GIVEN RECORDS

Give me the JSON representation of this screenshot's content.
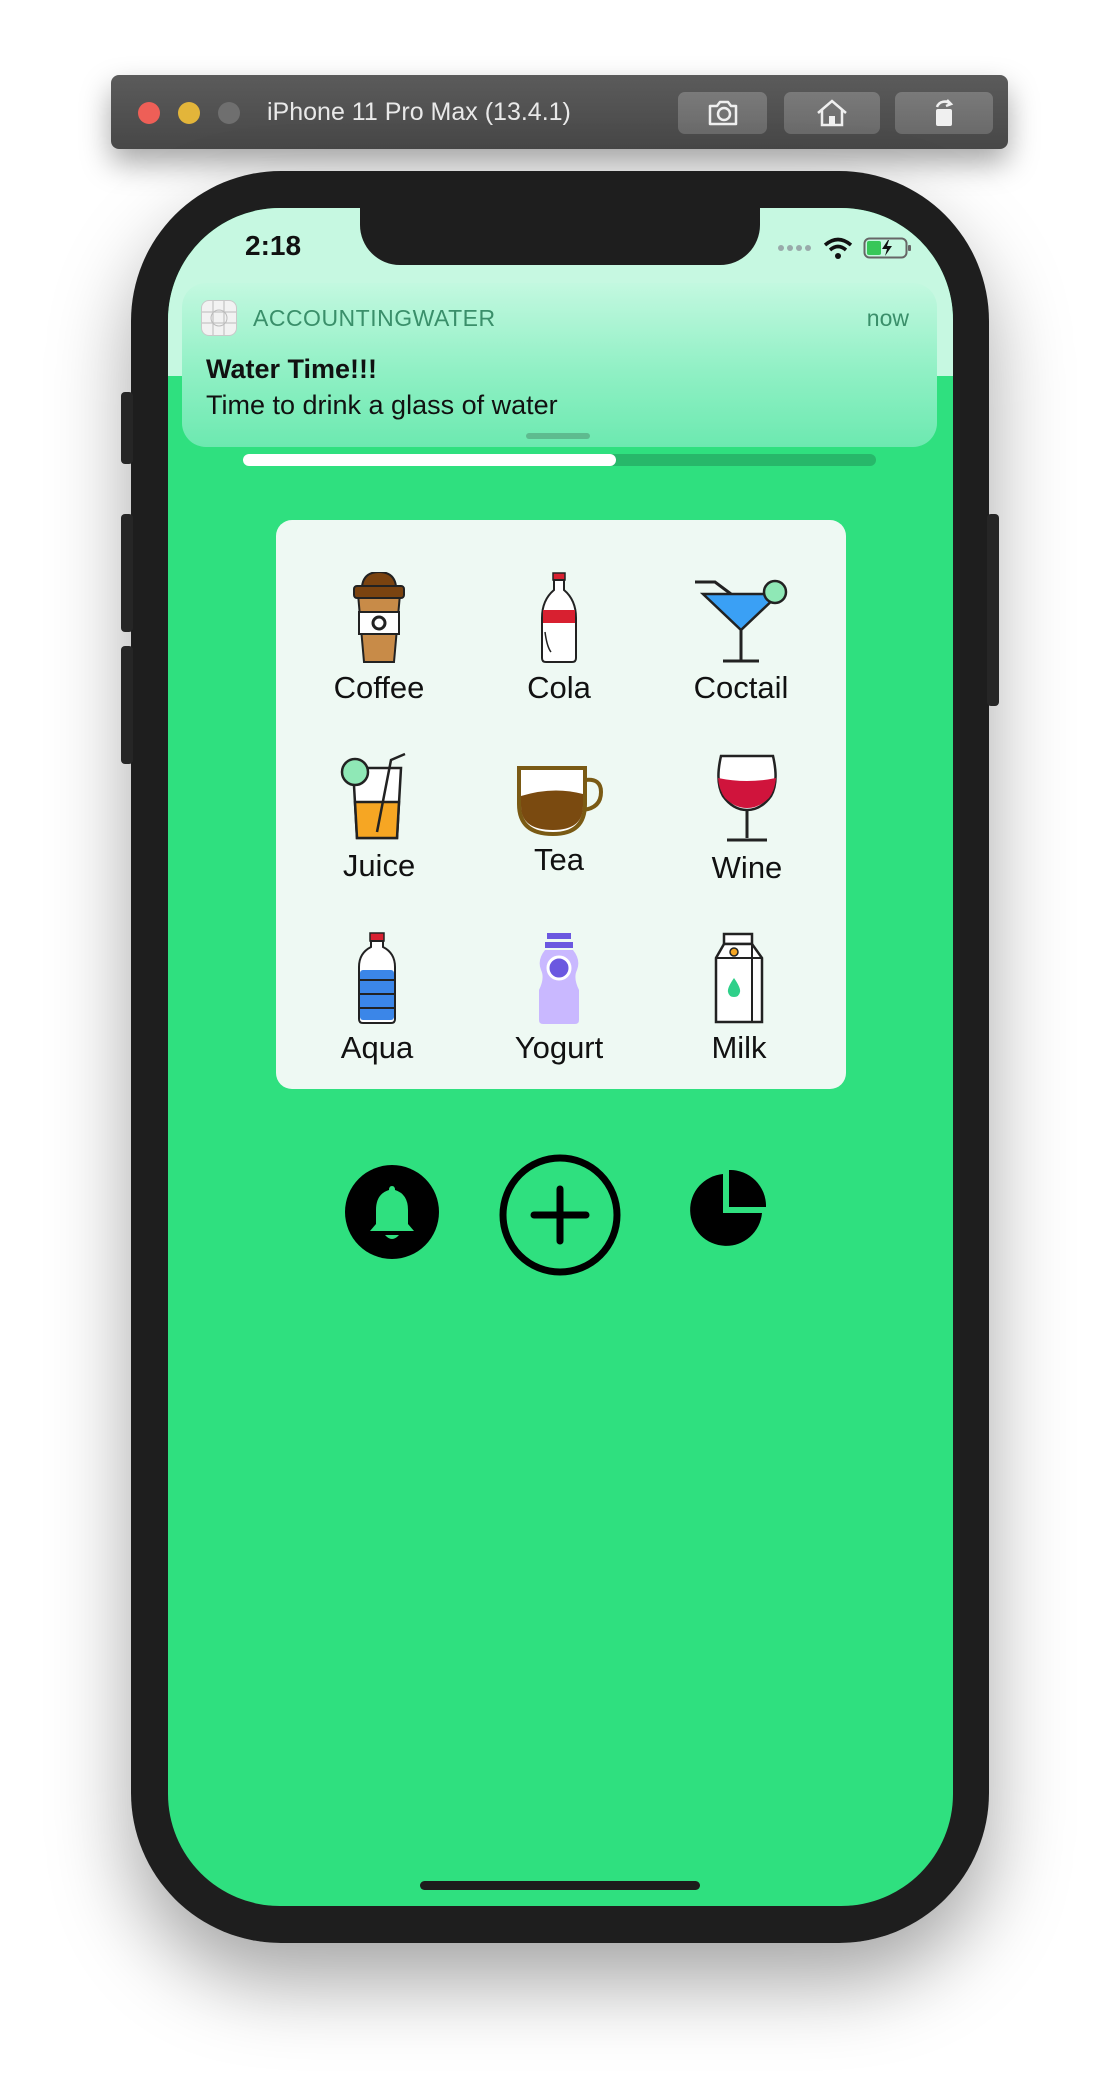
{
  "simulator": {
    "title": "iPhone 11 Pro Max (13.4.1)",
    "buttons": [
      "camera-icon",
      "home-icon",
      "rotate-icon"
    ]
  },
  "status_bar": {
    "time": "2:18"
  },
  "notification": {
    "app_name": "ACCOUNTINGWATER",
    "time": "now",
    "title": "Water Time!!!",
    "body": "Time to drink a glass of water"
  },
  "progress": {
    "value": 0.59
  },
  "drinks": [
    {
      "label": "Coffee",
      "icon": "coffee-cup-icon"
    },
    {
      "label": "Cola",
      "icon": "cola-bottle-icon"
    },
    {
      "label": "Coctail",
      "icon": "cocktail-glass-icon"
    },
    {
      "label": "Juice",
      "icon": "juice-glass-icon"
    },
    {
      "label": "Tea",
      "icon": "tea-cup-icon"
    },
    {
      "label": "Wine",
      "icon": "wine-glass-icon"
    },
    {
      "label": "Aqua",
      "icon": "water-bottle-icon"
    },
    {
      "label": "Yogurt",
      "icon": "yogurt-bottle-icon"
    },
    {
      "label": "Milk",
      "icon": "milk-carton-icon"
    }
  ],
  "actions": [
    "bell-icon",
    "add-icon",
    "pie-chart-icon"
  ],
  "colors": {
    "background": "#2fe07f",
    "card": "#eef9f3",
    "progress_fill": "#ffffff",
    "progress_track": "#27b86a"
  }
}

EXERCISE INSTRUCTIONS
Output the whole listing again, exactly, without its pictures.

ANSWER BOX
Give me the JSON representation of this screenshot's content.
{
  "simulator": {
    "title": "iPhone 11 Pro Max (13.4.1)",
    "buttons": [
      "camera-icon",
      "home-icon",
      "rotate-icon"
    ]
  },
  "status_bar": {
    "time": "2:18"
  },
  "notification": {
    "app_name": "ACCOUNTINGWATER",
    "time": "now",
    "title": "Water Time!!!",
    "body": "Time to drink a glass of water"
  },
  "progress": {
    "value": 0.59
  },
  "drinks": [
    {
      "label": "Coffee",
      "icon": "coffee-cup-icon"
    },
    {
      "label": "Cola",
      "icon": "cola-bottle-icon"
    },
    {
      "label": "Coctail",
      "icon": "cocktail-glass-icon"
    },
    {
      "label": "Juice",
      "icon": "juice-glass-icon"
    },
    {
      "label": "Tea",
      "icon": "tea-cup-icon"
    },
    {
      "label": "Wine",
      "icon": "wine-glass-icon"
    },
    {
      "label": "Aqua",
      "icon": "water-bottle-icon"
    },
    {
      "label": "Yogurt",
      "icon": "yogurt-bottle-icon"
    },
    {
      "label": "Milk",
      "icon": "milk-carton-icon"
    }
  ],
  "actions": [
    "bell-icon",
    "add-icon",
    "pie-chart-icon"
  ],
  "colors": {
    "background": "#2fe07f",
    "card": "#eef9f3",
    "progress_fill": "#ffffff",
    "progress_track": "#27b86a"
  }
}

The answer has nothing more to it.